Kiwanuka set out to become a studio musician. In that role it is important to have a broad understanding of multiple genres. Based on the variety displayed in his songwriting, it’s evident he’s done his homework. Pouring through a Dylan box set, Kiwanuka came to appreciate the craft of songwriting. Otis Redding’s vocals brought a greater appreciation of the power of the human voice. Kiwanuka began playing jam sessions in local clubs and quietly writing at home. After coming to the attention of Paul Butler of The Bees, he received an invitation to record at the band’s studio.

Home Again offers surprisingly sophisticated songs, particularly coming from a debut performance. Beautiful melodies are buoyed by thoughtful lyrics. Arrangements are intricate, placing attention on the delicate balance between the varying instruments. A sense of tradition weaves through the session, galvanized by Kiwanuka’s captivating vocals. The 24 year old sings with the voice of an old soul, his rich tenor conveying depths of emotions from melancholy to deep longing.

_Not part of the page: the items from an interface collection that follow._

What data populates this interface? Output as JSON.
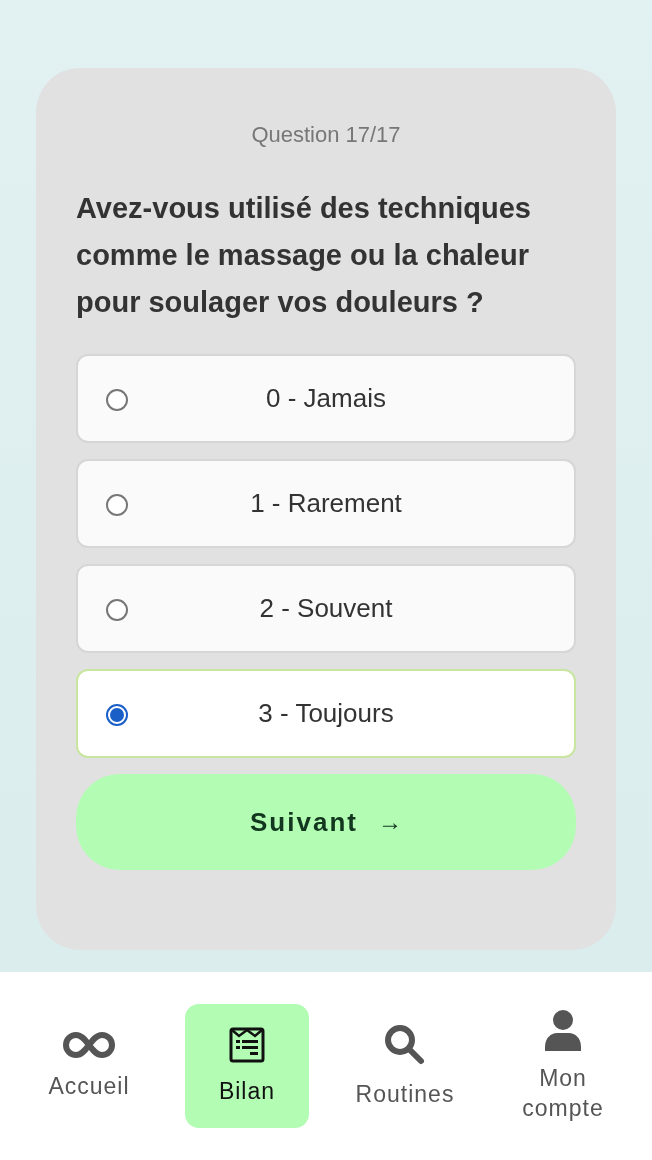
{
  "progress": "Question 17/17",
  "question": "Avez-vous utilisé des techniques comme le massage ou la chaleur pour soulager vos douleurs ?",
  "options": [
    {
      "label": "0 - Jamais",
      "selected": false
    },
    {
      "label": "1 - Rarement",
      "selected": false
    },
    {
      "label": "2 - Souvent",
      "selected": false
    },
    {
      "label": "3 - Toujours",
      "selected": true
    }
  ],
  "next_button": {
    "label": "Suivant",
    "arrow": "→"
  },
  "nav": [
    {
      "kind": "infinity",
      "label": "Accueil",
      "selected": false
    },
    {
      "kind": "report",
      "label": "Bilan",
      "selected": true
    },
    {
      "kind": "search",
      "label": "Routines",
      "selected": false
    },
    {
      "kind": "user",
      "label": "Mon compte",
      "selected": false
    }
  ]
}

As the son of immigrant parents who fled Uganda during the regime of Idi Amin, Kiwanuka sings of displacement and identity. This is evident on the title track, and “Tell Me A Tale.” The inner turmoil of rootlessness is delivered with steely dignity. “I Won’t Lie” is a hymn to dedication and resilience. “Worry Walks Beside Me” weeps the wisdom that comes through struggle. “Bones” is a change of pace, a sweet love song with twinkling piano highlights and a backing chorus that sounds like it was lifted out of a 1962 Ray Charles recording session.

Home Again may be somber but it doesn’t weigh on the ear or heart. It’s strength lies in both the quality of the material, the performance of the musicians, and the detail put into the recording, mixing, and mastering of the disc. On this front Kiwanuka is backed by Producer/Mixer Paul Butler, Engineer Jon McMullen, with additional help from Dan Auerbach and Gus Seyfert. Rosemary Welsch (Afternoon Mix)